(Records from a data collection)
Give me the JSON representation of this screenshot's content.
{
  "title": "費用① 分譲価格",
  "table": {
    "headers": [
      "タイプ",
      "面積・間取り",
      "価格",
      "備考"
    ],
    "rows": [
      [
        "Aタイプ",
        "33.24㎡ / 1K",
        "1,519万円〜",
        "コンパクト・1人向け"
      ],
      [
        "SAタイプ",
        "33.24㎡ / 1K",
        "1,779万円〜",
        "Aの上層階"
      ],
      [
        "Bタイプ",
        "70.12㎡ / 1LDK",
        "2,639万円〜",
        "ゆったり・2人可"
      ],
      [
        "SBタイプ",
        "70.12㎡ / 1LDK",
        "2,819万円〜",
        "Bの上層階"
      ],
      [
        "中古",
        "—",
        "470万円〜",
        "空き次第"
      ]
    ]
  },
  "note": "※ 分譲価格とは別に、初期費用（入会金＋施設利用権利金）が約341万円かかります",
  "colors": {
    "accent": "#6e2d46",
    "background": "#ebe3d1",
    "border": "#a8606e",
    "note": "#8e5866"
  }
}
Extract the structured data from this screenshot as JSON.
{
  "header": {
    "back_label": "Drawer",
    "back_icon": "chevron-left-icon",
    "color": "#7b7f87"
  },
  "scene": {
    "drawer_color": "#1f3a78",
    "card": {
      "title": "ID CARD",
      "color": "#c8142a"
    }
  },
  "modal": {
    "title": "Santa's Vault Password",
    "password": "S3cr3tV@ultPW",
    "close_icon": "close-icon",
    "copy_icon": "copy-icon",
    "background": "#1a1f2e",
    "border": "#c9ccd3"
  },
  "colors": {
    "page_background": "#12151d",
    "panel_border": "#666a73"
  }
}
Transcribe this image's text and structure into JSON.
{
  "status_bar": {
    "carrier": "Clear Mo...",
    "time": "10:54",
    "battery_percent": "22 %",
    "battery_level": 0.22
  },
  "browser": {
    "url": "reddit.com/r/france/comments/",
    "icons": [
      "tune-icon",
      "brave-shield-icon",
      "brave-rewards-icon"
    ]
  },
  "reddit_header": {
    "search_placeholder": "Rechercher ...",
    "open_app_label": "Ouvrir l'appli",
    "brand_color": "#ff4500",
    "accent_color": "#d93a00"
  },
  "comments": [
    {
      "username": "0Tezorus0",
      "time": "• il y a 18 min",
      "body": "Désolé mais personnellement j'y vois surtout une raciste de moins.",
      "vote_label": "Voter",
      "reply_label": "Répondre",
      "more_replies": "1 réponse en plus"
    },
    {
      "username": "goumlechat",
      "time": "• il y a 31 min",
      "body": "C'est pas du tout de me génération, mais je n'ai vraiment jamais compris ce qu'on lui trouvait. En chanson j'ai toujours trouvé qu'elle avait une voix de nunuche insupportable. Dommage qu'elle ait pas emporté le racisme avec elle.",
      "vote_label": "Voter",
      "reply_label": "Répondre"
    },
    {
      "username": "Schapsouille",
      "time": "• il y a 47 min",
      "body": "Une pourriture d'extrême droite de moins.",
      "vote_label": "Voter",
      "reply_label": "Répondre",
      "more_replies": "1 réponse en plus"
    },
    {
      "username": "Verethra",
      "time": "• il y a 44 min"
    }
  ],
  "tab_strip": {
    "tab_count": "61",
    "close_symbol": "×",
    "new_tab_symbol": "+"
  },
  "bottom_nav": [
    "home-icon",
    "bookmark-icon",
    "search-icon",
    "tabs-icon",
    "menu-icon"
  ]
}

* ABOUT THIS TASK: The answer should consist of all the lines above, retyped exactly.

* RESPONSE TO THE TASK:
Give me the JSON representation of this screenshot's content.
{
  "title": "費用① 分譲価格",
  "table": {
    "headers": [
      "タイプ",
      "面積・間取り",
      "価格",
      "備考"
    ],
    "rows": [
      [
        "Aタイプ",
        "33.24㎡ / 1K",
        "1,519万円〜",
        "コンパクト・1人向け"
      ],
      [
        "SAタイプ",
        "33.24㎡ / 1K",
        "1,779万円〜",
        "Aの上層階"
      ],
      [
        "Bタイプ",
        "70.12㎡ / 1LDK",
        "2,639万円〜",
        "ゆったり・2人可"
      ],
      [
        "SBタイプ",
        "70.12㎡ / 1LDK",
        "2,819万円〜",
        "Bの上層階"
      ],
      [
        "中古",
        "—",
        "470万円〜",
        "空き次第"
      ]
    ]
  },
  "note": "※ 分譲価格とは別に、初期費用（入会金＋施設利用権利金）が約341万円かかります",
  "colors": {
    "accent": "#6e2d46",
    "background": "#ebe3d1",
    "border": "#a8606e",
    "note": "#8e5866"
  }
}
Extract the structured data from this screenshot as JSON.
{
  "header": {
    "back_label": "Drawer",
    "back_icon": "chevron-left-icon",
    "color": "#7b7f87"
  },
  "scene": {
    "drawer_color": "#1f3a78",
    "card": {
      "title": "ID CARD",
      "color": "#c8142a"
    }
  },
  "modal": {
    "title": "Santa's Vault Password",
    "password": "S3cr3tV@ultPW",
    "close_icon": "close-icon",
    "copy_icon": "copy-icon",
    "background": "#1a1f2e",
    "border": "#c9ccd3"
  },
  "colors": {
    "page_background": "#12151d",
    "panel_border": "#666a73"
  }
}
Transcribe this image's text and structure into JSON.
{
  "status_bar": {
    "carrier": "Clear Mo...",
    "time": "10:54",
    "battery_percent": "22 %",
    "battery_level": 0.22
  },
  "browser": {
    "url": "reddit.com/r/france/comments/",
    "icons": [
      "tune-icon",
      "brave-shield-icon",
      "brave-rewards-icon"
    ]
  },
  "reddit_header": {
    "search_placeholder": "Rechercher ...",
    "open_app_label": "Ouvrir l'appli",
    "brand_color": "#ff4500",
    "accent_color": "#d93a00"
  },
  "comments": [
    {
      "username": "0Tezorus0",
      "time": "• il y a 18 min",
      "body": "Désolé mais personnellement j'y vois surtout une raciste de moins.",
      "vote_label": "Voter",
      "reply_label": "Répondre",
      "more_replies": "1 réponse en plus"
    },
    {
      "username": "goumlechat",
      "time": "• il y a 31 min",
      "body": "C'est pas du tout de me génération, mais je n'ai vraiment jamais compris ce qu'on lui trouvait. En chanson j'ai toujours trouvé qu'elle avait une voix de nunuche insupportable. Dommage qu'elle ait pas emporté le racisme avec elle.",
      "vote_label": "Voter",
      "reply_label": "Répondre"
    },
    {
      "username": "Schapsouille",
      "time": "• il y a 47 min",
      "body": "Une pourriture d'extrême droite de moins.",
      "vote_label": "Voter",
      "reply_label": "Répondre",
      "more_replies": "1 réponse en plus"
    },
    {
      "username": "Verethra",
      "time": "• il y a 44 min"
    }
  ],
  "tab_strip": {
    "tab_count": "61",
    "close_symbol": "×",
    "new_tab_symbol": "+"
  },
  "bottom_nav": [
    "home-icon",
    "bookmark-icon",
    "search-icon",
    "tabs-icon",
    "menu-icon"
  ]
}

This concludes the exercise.